*Data entries*.

= = =

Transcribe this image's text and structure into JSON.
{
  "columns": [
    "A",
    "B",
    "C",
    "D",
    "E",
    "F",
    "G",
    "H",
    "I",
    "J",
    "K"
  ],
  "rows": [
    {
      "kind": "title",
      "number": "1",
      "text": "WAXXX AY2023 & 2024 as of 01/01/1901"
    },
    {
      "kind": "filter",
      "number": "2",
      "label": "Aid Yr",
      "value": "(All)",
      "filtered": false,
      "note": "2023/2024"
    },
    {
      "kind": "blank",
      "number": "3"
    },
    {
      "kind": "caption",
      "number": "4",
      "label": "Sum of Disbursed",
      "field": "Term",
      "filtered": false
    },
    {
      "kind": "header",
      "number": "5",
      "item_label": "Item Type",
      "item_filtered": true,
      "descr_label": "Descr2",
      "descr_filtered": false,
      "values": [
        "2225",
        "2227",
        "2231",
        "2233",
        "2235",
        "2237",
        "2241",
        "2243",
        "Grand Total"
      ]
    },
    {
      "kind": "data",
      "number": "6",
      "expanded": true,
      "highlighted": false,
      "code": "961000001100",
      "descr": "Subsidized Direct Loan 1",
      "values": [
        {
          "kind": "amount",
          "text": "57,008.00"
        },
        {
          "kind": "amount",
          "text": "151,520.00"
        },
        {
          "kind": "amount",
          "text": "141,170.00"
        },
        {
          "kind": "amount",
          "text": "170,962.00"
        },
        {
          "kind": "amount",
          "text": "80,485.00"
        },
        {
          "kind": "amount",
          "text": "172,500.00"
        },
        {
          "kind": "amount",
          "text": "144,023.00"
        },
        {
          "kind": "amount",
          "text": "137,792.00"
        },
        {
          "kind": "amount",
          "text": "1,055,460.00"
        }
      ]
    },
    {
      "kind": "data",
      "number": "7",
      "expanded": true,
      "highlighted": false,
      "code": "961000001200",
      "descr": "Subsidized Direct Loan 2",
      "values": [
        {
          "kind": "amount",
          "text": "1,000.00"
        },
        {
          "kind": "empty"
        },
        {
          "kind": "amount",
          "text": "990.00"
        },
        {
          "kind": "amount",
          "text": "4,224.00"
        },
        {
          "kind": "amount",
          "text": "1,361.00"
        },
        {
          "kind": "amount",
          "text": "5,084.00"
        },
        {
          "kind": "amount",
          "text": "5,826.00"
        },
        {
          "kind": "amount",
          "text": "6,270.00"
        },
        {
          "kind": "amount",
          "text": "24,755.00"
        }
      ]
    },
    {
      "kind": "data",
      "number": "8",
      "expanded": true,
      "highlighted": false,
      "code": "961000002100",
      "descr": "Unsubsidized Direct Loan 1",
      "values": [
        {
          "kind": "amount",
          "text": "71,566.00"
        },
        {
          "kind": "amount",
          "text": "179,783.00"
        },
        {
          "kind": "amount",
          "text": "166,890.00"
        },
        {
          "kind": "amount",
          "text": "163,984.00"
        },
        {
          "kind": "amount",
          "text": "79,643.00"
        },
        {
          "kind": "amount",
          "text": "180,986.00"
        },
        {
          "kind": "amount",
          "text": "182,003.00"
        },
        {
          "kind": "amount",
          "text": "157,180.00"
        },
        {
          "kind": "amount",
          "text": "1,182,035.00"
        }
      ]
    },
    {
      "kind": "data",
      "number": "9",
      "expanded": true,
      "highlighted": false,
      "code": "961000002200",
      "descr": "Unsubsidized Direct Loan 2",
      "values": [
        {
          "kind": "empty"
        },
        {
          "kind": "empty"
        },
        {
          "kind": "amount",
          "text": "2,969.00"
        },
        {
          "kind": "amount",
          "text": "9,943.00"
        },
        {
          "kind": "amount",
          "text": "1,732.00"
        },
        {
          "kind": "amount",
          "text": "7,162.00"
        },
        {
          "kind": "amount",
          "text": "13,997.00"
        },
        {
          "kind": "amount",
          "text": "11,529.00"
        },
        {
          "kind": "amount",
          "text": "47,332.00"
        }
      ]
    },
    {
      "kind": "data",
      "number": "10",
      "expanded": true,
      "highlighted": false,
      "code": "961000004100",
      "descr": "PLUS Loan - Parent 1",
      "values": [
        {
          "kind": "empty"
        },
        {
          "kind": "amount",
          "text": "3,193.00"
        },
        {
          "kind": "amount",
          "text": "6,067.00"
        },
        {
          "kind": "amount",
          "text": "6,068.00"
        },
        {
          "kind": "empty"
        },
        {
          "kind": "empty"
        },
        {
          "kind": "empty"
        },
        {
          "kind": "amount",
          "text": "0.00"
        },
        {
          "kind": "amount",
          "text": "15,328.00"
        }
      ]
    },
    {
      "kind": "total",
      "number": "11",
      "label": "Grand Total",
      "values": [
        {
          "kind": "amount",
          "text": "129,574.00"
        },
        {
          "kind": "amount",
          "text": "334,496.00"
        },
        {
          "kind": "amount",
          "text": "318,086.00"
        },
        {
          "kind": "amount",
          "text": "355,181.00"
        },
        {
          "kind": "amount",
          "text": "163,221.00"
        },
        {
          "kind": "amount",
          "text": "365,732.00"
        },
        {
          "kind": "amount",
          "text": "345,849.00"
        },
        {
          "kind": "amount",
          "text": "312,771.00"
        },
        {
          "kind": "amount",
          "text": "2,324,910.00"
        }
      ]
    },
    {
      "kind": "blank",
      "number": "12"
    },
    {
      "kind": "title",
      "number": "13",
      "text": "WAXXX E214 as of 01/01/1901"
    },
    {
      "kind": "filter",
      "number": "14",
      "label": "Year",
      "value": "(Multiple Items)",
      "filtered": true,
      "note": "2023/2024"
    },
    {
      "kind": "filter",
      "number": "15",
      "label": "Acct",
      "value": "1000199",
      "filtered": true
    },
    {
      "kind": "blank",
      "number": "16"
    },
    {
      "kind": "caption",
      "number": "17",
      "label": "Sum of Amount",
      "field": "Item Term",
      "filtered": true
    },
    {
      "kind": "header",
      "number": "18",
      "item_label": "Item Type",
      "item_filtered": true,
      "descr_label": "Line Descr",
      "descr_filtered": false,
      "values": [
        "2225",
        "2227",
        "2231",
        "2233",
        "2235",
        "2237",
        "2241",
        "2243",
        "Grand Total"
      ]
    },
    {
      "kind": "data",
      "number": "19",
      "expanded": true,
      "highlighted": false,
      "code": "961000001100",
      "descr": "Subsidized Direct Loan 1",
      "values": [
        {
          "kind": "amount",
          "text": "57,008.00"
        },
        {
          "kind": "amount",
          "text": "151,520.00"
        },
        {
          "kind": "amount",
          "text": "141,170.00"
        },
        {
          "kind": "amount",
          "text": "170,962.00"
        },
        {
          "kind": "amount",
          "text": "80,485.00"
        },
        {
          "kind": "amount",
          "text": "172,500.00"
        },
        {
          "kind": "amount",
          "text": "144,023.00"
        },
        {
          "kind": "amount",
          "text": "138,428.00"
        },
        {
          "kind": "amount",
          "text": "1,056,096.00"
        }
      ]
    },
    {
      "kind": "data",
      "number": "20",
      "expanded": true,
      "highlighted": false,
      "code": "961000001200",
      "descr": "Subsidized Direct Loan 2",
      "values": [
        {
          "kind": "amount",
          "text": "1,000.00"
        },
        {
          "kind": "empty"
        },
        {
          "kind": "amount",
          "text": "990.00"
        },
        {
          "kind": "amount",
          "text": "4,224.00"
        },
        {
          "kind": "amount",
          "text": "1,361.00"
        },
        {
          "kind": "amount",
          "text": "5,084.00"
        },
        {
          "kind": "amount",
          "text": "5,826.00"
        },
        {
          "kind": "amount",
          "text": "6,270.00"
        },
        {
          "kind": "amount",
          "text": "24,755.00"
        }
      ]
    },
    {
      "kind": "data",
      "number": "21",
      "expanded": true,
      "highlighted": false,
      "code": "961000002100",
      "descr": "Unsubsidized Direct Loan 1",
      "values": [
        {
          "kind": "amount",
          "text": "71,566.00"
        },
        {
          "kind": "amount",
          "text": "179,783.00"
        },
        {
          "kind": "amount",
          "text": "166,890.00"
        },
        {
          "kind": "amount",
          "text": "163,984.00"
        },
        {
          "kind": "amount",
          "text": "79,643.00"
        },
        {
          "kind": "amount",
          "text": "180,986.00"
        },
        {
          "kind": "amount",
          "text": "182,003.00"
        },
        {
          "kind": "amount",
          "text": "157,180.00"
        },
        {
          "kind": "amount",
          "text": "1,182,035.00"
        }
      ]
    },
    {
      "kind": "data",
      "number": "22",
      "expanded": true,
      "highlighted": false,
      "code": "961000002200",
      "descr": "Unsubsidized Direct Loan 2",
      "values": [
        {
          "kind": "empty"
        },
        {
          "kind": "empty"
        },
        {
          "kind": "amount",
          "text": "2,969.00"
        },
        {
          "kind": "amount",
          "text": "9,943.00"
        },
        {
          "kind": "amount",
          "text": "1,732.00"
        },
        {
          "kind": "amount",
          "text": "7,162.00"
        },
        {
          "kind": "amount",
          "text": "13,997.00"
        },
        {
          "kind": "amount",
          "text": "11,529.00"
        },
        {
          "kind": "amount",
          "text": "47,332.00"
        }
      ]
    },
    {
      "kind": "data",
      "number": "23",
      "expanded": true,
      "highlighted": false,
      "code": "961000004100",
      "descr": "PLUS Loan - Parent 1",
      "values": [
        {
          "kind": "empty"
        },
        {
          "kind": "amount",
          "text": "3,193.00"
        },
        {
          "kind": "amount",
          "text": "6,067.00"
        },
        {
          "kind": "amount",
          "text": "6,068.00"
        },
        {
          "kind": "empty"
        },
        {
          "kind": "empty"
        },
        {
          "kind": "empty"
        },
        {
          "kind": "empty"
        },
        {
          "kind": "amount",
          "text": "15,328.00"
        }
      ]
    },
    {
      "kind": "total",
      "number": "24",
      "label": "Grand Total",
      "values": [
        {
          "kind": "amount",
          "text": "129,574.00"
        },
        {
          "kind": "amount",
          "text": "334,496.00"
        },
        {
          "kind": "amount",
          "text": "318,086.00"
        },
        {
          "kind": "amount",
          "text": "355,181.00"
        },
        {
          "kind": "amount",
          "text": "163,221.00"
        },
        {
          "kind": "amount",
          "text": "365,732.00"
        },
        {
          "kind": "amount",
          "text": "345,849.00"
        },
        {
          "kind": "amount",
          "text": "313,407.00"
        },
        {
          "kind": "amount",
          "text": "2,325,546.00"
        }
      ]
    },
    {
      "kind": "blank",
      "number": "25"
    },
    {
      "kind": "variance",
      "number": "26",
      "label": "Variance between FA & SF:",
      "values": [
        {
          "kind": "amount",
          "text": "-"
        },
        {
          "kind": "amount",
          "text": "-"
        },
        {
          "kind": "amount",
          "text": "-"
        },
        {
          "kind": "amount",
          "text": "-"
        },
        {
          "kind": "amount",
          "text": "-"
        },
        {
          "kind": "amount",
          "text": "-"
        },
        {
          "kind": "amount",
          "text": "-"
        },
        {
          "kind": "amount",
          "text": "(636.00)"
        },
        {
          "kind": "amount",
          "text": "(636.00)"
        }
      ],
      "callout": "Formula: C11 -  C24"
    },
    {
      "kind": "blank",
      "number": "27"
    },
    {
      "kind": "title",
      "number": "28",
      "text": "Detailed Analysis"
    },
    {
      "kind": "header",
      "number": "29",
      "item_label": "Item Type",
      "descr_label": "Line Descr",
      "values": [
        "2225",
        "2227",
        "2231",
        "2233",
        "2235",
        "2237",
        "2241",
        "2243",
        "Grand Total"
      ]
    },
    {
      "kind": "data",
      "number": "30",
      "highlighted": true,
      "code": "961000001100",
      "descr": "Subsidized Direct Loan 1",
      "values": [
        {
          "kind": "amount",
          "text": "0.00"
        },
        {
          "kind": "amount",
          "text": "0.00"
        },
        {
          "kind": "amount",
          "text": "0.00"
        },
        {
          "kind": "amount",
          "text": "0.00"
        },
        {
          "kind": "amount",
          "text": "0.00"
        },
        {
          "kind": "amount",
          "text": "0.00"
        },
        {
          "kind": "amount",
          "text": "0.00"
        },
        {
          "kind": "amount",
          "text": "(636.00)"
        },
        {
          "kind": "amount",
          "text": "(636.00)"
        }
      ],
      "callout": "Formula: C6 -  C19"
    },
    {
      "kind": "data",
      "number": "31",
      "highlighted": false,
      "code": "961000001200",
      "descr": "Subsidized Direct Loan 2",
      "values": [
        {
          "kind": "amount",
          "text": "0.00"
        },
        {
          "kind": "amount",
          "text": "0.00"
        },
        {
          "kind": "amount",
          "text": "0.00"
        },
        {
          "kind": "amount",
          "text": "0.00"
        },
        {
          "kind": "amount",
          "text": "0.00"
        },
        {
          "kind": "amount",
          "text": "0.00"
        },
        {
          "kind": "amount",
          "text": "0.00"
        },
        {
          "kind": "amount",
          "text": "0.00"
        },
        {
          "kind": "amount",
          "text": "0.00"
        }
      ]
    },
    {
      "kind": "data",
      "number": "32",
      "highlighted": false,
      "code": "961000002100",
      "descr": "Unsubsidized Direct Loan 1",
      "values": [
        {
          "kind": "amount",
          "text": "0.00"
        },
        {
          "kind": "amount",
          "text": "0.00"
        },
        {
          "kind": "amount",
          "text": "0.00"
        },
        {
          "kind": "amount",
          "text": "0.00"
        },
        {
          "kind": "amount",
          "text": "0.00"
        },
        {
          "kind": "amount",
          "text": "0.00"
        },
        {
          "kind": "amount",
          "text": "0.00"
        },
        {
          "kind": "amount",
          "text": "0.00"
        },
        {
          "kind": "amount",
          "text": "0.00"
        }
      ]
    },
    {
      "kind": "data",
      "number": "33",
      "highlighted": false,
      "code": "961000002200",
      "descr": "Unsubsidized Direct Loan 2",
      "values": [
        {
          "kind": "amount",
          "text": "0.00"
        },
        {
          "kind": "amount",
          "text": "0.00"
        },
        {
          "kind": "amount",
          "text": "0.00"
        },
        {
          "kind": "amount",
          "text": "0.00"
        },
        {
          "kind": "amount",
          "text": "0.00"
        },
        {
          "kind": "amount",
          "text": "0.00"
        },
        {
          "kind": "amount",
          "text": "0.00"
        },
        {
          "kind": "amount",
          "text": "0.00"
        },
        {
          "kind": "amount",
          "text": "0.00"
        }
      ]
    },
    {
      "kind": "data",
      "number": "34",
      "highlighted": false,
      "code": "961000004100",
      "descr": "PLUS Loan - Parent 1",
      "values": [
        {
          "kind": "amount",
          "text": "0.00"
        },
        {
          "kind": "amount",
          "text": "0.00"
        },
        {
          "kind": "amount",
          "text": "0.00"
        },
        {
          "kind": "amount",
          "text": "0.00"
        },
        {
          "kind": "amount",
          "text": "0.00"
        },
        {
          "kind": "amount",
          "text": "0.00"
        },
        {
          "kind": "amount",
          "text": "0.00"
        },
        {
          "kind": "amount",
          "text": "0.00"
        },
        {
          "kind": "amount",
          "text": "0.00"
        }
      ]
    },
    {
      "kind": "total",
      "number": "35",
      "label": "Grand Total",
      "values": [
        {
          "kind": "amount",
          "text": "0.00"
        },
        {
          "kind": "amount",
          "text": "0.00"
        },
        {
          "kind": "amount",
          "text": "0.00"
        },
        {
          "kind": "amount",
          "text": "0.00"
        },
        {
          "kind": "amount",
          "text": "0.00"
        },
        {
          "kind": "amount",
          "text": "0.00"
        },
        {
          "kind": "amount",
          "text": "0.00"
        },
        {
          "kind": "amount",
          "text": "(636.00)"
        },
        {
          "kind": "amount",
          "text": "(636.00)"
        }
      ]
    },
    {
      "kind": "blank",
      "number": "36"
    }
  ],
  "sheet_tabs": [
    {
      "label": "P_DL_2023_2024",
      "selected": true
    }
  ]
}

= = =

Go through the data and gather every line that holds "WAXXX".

      "text": "WAXXX AY2023 & 2024 as of 01/01/1901"
      "text": "WAXXX E214 as of 01/01/1901"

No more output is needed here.